There are many things said about my black, female, HIV positive body. Oversexualised stereotypes about black woman abound, historically, in the media and in broader society. Added to this is the common notion that HIV infection is a moral judgement for promiscuity. Not only am I “sealed into [a] crushing objecthood” (Fanon, 1952 p257) but I am a sexual object that is damned by disease. The self is linked to the body, as they are often experienced simultaneously, and sometimes as one, however, when bodily demands and presentations conflict with self-presentation the individual becomes acutely aware of the divergence between body and self (Kelly & Field,1996). Chronic illness involves changes in self-conceptions which are reciprocal to bodily experiences, feelings and actions. I have undergone many transactions of self-conceptions, constantly undergoing transformations of self as I face my sickness daily. Kelly & Field (1996) describe illness as a “negotiated state” whereby the relation between self and identity in chronic illness is a social process which alters through time, as bodily contingencies change. I am quite aware of how my body is examined and evaluated by society (often with the same seriousness of a medical evaluation), and unfortunately at times this leads to a self-objectification. Just as it is with beauty I have to do constant mental work to remind myself of the social constructions that work to limit me.
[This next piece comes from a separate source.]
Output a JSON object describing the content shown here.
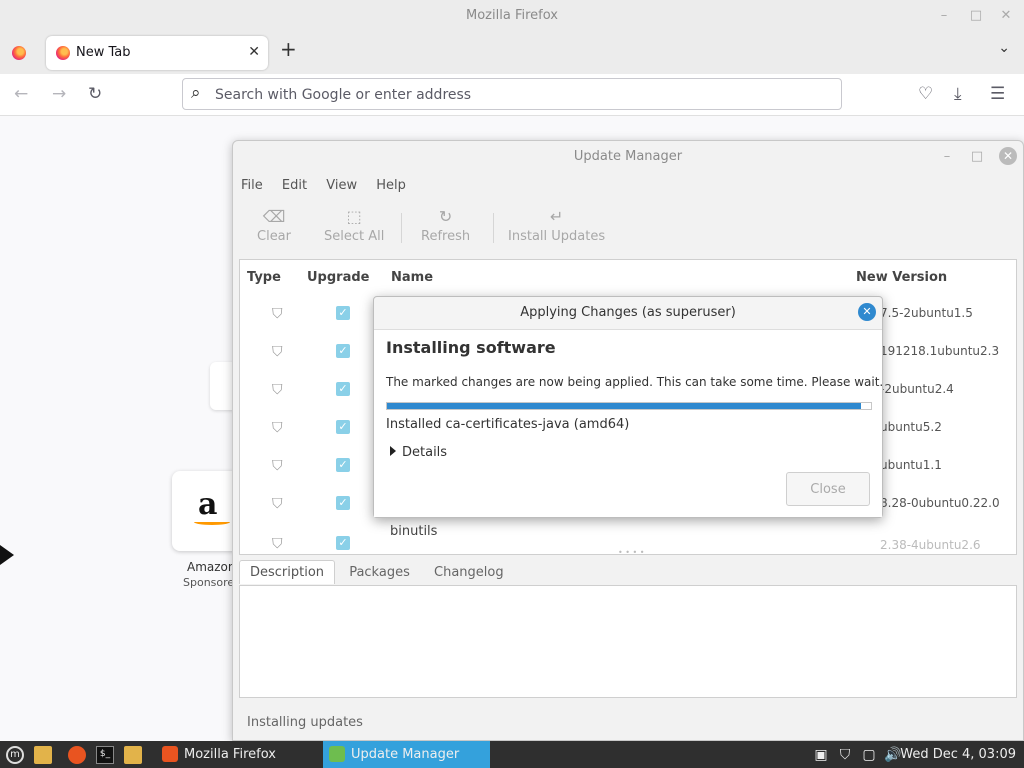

Construct. Deconstruct. Reconstruct. Churn!
Ultimately, I work to remind myself that this body is a home – a home for my spirit / soul / self. A home more dimensional than a houses’ walls. Chronic complex. Crying. Joy. Dissonance. Inward. Aware. Dichotomous. Wonderfully, fearfully made. Black as it is, woman as it is, diseased as it’s deemed. It is my home and beyond the social constructs I must live in here – truly LIVE in here.
Wolputte, SV. (2004) Hang On To Your Self: Of Bodies, Embodiment and Selves. Annu. Rev. Anthropol. , 33, 251-69
Kelley, M.P. & Field D. (1996) Medical Sociology “Chronic Illness & The Body” Sociology of Health & Illness, 18(2), 241 -257
Frantz, F (1992). The Fact Of Blackness” Donald James & Ratansi Ali (1992) (eds), Race, Culture and Difference, Sage, London